Right-winger[edit]

He left the Communist Party around New Years' 1927–1928.[2] Already in 1928 he started working for the right-wing newspaper Tidens Tegn.[11] In 1940 he moved to the Fascist newspaper Fritt Folk. He also joined the Fascist party Nasjonal Samling (NS). He thus found a position during the occupation of Norway by Nazi Germany, when NS and the German Nazis took over power. In March 1942 he was hired as sub-editor, Odd Fossum's second-in-command, on the newspaper Norsk Arbeidsliv. The newspaper belonged to the Norwegian Confederation of Trade Unions where the Nazis recently had usurped full power. In December 1943 he was promoted to editor-in-chief, and he remained so until July 1944.[11]

In 1947, during the legal purge in Norway after World War II, Krogh was convicted of treason and sentenced to four years in prison. He died in prison that same year.[11]

References[edit]

  1. ^ a b c d Friis, Jakob; Hegna, Trond; Juel, Dagfin, eds. (1933). "Eines, Albin Konrad". Arbeidernes Leksikon (in Norwegian). 2. Oslo: Arbeidermagasinets Forlag. p. 512. 
  2. ^ a b c Lorenz, Einhart (1983). Det er ingen sak å få partiet lite.

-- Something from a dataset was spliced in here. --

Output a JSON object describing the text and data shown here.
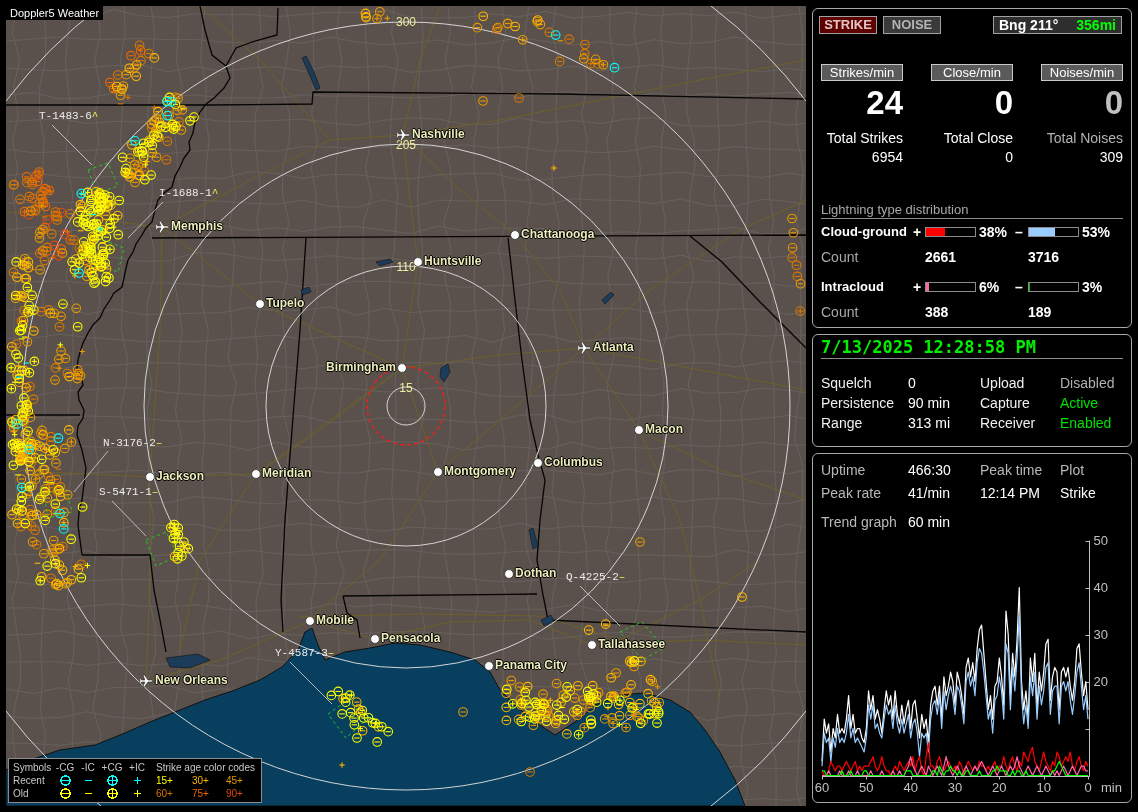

NKP 1923–1931 (in Norwegian). Oslo: Pax. p. 289. ISBN 82-530-1255-1. 
  3. ^ Maurseth, Per (1987). Gjennom kriser til makt 1920-1935. Volume three of Arbeiderbevegelsens historie i Norge (in Norwegian). Oslo: Tiden. p. 159. ISBN 82-10-02753-0. 
  4. ^ Maurseth, 1987: p. 47
  5. ^ Maurseth, 1987: p. 161
  6. ^ Friis, Jakob; Hegna, Trond; Juel, Dagfin, eds. (1935). "Nordstad, Ingjald". Arbeidernes Leksikon (in Norwegian). 5. Oslo: Arbeidermagasinets Forlag. p. 555. 
  7. ^ Maurseth, 1987: p. 159
  8. ^ Maurseth, 1987: p. 259
  9. ^ a b Friis, Jakob; Hegna, Trond, eds. (1932). "Arbeideren". Arbeidernes Leksikon (in Norwegian). 1. Oslo: Arbeidermagasinets Forlag. pp. 186–187. 
  10. ^ Lorenz, 1983: pp. 88–89
  11. ^ a b c Dahl, Hans Fredrik (1995). "Eines, Albin". In Dahl, Hans Fredrik. Norsk krigsleksikon 1940-45. Oslo: Cappelen. Retrieved 5 September 2010. 
Media offices
Preceded by
Christian Hilt
Chief editor of Norges Kommunistblad
spring 1927–autumn 1927
(Trond Hegna edited during the summer)
Succeeded by
Christian Hilt